Aim of the exercise: Work through the listing below, copying each line that carries the word "writing".

Extracted information:

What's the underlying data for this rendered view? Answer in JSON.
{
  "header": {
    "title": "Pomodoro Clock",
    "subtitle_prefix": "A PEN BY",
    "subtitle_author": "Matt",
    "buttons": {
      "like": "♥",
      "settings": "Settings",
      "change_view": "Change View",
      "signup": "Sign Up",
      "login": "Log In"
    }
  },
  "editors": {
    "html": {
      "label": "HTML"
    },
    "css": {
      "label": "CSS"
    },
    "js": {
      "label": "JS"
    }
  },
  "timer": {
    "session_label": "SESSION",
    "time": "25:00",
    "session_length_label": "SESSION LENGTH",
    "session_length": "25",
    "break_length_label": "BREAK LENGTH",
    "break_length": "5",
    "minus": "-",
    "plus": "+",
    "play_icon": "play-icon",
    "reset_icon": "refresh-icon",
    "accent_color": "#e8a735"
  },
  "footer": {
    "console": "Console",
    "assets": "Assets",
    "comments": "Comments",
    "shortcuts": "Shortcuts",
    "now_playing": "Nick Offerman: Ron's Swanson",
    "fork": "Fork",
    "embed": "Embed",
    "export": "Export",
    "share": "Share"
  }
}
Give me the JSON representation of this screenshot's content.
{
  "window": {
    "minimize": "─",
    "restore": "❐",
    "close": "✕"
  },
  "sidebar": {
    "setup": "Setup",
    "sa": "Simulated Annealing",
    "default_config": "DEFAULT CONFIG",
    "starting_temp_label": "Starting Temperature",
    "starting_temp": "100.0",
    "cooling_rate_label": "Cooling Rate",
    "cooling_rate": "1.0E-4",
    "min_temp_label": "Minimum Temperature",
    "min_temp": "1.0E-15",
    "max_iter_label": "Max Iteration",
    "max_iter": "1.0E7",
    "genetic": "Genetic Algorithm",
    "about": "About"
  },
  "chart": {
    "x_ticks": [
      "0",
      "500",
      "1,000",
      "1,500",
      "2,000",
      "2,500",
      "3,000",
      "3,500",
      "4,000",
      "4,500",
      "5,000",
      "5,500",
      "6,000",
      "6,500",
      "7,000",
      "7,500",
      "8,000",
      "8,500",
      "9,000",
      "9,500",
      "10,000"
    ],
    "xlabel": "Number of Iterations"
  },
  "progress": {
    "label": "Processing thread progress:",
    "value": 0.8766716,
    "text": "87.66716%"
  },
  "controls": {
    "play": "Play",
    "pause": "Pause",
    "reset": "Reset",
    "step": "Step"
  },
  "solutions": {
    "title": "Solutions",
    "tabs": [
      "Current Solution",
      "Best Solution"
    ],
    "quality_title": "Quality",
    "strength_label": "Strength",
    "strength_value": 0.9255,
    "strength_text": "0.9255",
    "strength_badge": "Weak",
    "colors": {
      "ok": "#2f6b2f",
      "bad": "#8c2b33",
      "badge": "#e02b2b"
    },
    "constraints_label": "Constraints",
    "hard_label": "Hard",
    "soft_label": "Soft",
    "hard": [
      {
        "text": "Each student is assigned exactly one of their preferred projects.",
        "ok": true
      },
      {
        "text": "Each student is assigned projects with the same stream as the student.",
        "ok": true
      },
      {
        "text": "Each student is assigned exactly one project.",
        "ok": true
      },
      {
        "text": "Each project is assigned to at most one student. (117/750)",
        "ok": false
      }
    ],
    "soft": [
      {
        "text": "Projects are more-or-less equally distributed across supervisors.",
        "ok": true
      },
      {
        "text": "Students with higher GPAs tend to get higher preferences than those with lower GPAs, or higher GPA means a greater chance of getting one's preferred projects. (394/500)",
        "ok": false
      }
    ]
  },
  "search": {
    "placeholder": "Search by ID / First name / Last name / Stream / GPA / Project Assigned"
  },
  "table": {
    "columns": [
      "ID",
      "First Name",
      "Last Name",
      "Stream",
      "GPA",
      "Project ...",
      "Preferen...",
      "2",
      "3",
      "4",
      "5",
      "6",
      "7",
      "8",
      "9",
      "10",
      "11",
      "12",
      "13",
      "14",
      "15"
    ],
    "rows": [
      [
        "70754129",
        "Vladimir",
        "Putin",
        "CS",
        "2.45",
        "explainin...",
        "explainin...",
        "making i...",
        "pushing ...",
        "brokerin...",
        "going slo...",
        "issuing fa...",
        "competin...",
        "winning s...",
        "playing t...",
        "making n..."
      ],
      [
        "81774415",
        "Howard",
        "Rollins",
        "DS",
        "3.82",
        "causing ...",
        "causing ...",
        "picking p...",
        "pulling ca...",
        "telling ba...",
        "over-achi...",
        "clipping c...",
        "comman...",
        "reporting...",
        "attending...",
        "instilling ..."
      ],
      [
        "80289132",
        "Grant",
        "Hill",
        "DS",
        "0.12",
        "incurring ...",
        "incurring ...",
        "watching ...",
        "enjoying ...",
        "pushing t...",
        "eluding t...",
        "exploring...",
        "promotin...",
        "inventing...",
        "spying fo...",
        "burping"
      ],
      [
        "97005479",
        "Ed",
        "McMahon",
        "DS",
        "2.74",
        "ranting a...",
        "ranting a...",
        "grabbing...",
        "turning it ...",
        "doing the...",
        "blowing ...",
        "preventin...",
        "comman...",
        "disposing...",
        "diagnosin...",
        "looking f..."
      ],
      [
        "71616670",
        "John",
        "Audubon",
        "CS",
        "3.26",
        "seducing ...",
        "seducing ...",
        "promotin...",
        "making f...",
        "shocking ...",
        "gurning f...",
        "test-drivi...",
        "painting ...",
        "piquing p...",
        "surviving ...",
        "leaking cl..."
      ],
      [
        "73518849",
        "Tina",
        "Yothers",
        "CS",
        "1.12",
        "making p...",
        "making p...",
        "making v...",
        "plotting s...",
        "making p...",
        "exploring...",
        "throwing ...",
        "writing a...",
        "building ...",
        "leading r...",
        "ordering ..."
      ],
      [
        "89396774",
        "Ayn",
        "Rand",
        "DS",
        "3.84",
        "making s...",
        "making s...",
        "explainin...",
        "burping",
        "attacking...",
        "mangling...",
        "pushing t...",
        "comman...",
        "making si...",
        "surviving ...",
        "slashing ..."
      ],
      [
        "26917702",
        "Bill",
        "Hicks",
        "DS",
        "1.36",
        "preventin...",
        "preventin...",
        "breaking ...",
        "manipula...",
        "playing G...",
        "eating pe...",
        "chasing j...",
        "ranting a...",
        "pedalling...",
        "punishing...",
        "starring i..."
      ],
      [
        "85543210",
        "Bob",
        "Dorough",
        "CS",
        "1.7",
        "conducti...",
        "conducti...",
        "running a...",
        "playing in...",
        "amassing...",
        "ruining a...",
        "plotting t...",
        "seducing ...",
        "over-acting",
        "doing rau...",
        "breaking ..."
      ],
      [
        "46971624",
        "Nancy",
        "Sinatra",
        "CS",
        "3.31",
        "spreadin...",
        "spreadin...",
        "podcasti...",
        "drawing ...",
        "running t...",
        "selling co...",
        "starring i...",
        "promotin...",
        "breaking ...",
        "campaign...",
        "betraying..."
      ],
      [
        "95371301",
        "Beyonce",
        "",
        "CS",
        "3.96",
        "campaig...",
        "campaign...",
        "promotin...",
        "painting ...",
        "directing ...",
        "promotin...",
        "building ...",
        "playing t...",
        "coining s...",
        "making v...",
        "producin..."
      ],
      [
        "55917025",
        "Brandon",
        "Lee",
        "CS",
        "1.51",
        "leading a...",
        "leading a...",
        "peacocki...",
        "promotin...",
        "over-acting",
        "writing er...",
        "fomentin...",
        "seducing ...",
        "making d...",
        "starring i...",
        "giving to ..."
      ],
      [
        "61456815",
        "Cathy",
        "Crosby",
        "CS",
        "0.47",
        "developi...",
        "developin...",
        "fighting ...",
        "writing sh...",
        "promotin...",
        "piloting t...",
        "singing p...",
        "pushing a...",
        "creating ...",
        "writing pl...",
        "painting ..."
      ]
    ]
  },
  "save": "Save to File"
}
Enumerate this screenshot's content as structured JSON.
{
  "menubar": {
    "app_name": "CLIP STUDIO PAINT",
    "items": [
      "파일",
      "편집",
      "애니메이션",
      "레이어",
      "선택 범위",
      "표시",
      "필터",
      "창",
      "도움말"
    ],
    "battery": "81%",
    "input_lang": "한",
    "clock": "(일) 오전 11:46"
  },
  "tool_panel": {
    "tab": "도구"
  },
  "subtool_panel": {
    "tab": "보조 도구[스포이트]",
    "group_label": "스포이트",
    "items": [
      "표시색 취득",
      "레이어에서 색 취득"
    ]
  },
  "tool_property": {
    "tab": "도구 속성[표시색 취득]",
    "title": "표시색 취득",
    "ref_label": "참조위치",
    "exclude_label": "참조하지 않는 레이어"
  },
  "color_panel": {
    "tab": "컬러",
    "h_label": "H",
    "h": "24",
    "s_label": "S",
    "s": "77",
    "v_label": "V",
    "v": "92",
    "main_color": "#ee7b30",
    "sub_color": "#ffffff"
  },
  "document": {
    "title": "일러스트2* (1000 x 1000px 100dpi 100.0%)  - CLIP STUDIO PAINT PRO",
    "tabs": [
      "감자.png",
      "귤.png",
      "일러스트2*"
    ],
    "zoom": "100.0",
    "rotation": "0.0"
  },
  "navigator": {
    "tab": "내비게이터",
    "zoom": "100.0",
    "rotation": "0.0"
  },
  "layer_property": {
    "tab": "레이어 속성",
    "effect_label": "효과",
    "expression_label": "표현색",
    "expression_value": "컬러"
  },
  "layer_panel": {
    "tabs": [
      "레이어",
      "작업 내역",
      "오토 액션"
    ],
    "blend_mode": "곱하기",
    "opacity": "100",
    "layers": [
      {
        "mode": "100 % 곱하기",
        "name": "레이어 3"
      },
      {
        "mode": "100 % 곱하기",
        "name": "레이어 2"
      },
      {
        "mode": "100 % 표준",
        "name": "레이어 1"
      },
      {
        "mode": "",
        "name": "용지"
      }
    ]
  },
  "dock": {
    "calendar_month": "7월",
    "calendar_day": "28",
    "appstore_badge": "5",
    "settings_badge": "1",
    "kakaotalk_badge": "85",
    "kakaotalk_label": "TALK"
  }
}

Response below:
        "writing a...",
        "writing er...",
        "writing sh...",
        "writing pl...",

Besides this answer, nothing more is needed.